- _Your instructions_
Only the records, exactly as written, belong in the answer; pictures do not.

── Provided records ──

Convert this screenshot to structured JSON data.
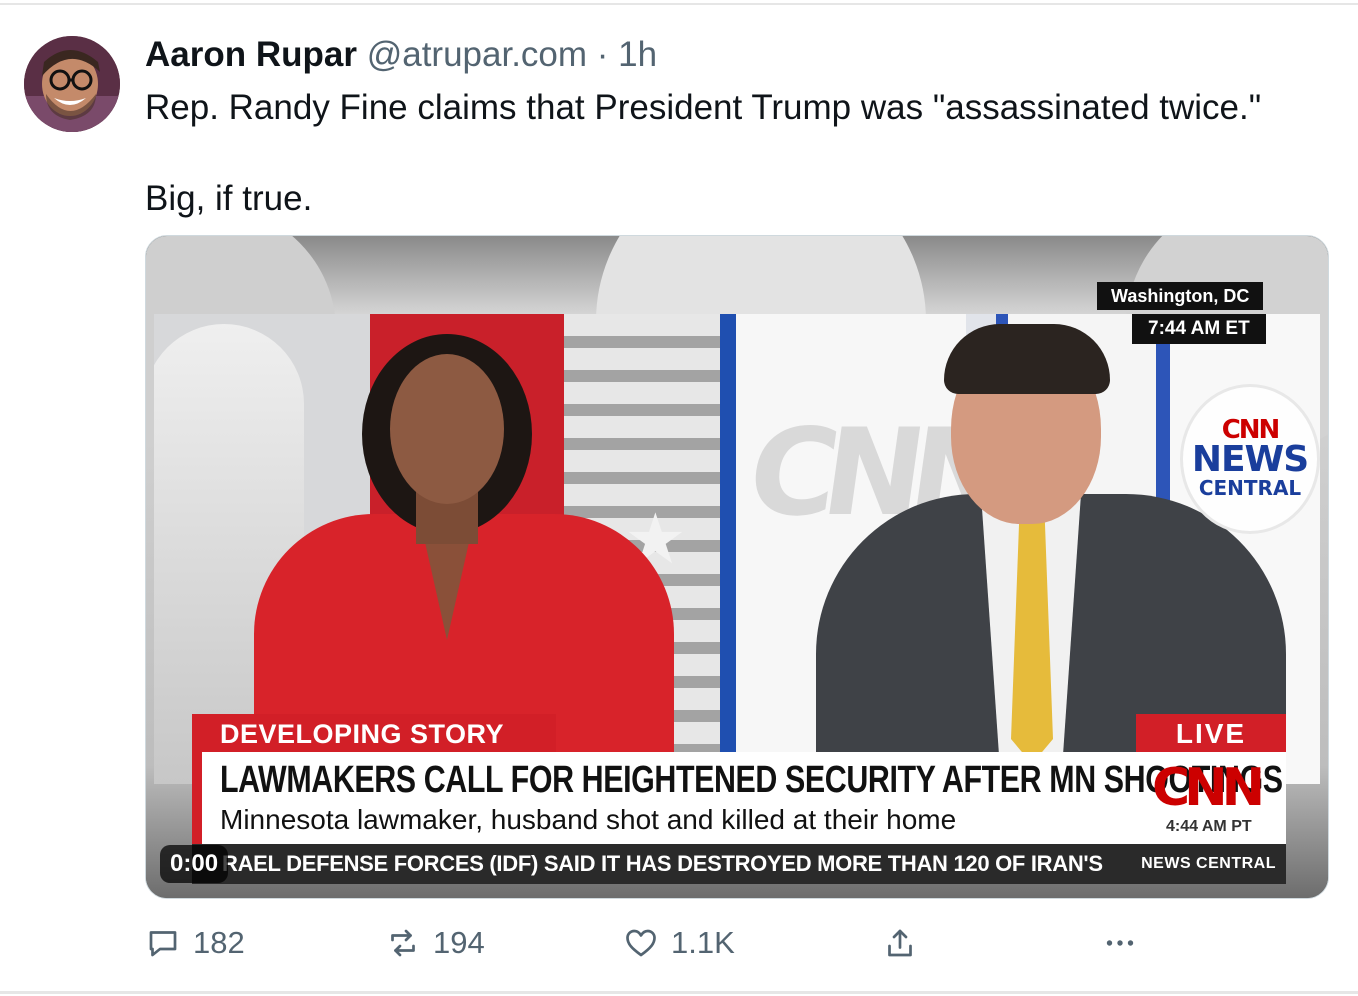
{
  "author": {
    "name": "Aaron Rupar",
    "handle": "@atrupar.com",
    "separator": "·",
    "time": "1h",
    "avatar_icon": "avatar-photo"
  },
  "post": {
    "line1": "Rep. Randy Fine claims that President Trump was \"assassinated twice.\"",
    "line2": "Big, if true."
  },
  "video": {
    "location": "Washington, DC",
    "local_time": "7:44 AM ET",
    "badge_cnn": "CNN",
    "badge_news": "NEWS",
    "badge_central": "CENTRAL",
    "developing_label": "DEVELOPING STORY",
    "live_label": "LIVE",
    "headline": "LAWMAKERS CALL FOR HEIGHTENED SECURITY AFTER MN SHOOTINGS",
    "subheadline": "Minnesota lawmaker, husband shot and killed at their home",
    "logo_text": "CNN",
    "pt_time": "4:44 AM PT",
    "ticker": "RAEL DEFENSE FORCES (IDF) SAID IT HAS DESTROYED MORE THAN 120 OF IRAN'S",
    "ticker_brand": "NEWS CENTRAL",
    "playback_time": "0:00",
    "colors": {
      "cnn_red": "#d21f27",
      "cnn_blue": "#1a3e9c"
    }
  },
  "actions": {
    "replies": "182",
    "reposts": "194",
    "likes": "1.1K",
    "icons": [
      "reply-icon",
      "repost-icon",
      "like-icon",
      "share-icon",
      "more-icon"
    ]
  },
  "colors": {
    "text": "#0f1419",
    "muted": "#536471"
  }
}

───

- _Your solution_
Convert this screenshot to structured JSON data.
{
  "author": {
    "name": "Aaron Rupar",
    "handle": "@atrupar.com",
    "separator": "·",
    "time": "1h",
    "avatar_icon": "avatar-photo"
  },
  "post": {
    "line1": "Rep. Randy Fine claims that President Trump was \"assassinated twice.\"",
    "line2": "Big, if true."
  },
  "video": {
    "location": "Washington, DC",
    "local_time": "7:44 AM ET",
    "badge_cnn": "CNN",
    "badge_news": "NEWS",
    "badge_central": "CENTRAL",
    "developing_label": "DEVELOPING STORY",
    "live_label": "LIVE",
    "headline": "LAWMAKERS CALL FOR HEIGHTENED SECURITY AFTER MN SHOOTINGS",
    "subheadline": "Minnesota lawmaker, husband shot and killed at their home",
    "logo_text": "CNN",
    "pt_time": "4:44 AM PT",
    "ticker": "RAEL DEFENSE FORCES (IDF) SAID IT HAS DESTROYED MORE THAN 120 OF IRAN'S",
    "ticker_brand": "NEWS CENTRAL",
    "playback_time": "0:00",
    "colors": {
      "cnn_red": "#d21f27",
      "cnn_blue": "#1a3e9c"
    }
  },
  "actions": {
    "replies": "182",
    "reposts": "194",
    "likes": "1.1K",
    "icons": [
      "reply-icon",
      "repost-icon",
      "like-icon",
      "share-icon",
      "more-icon"
    ]
  },
  "colors": {
    "text": "#0f1419",
    "muted": "#536471"
  }
}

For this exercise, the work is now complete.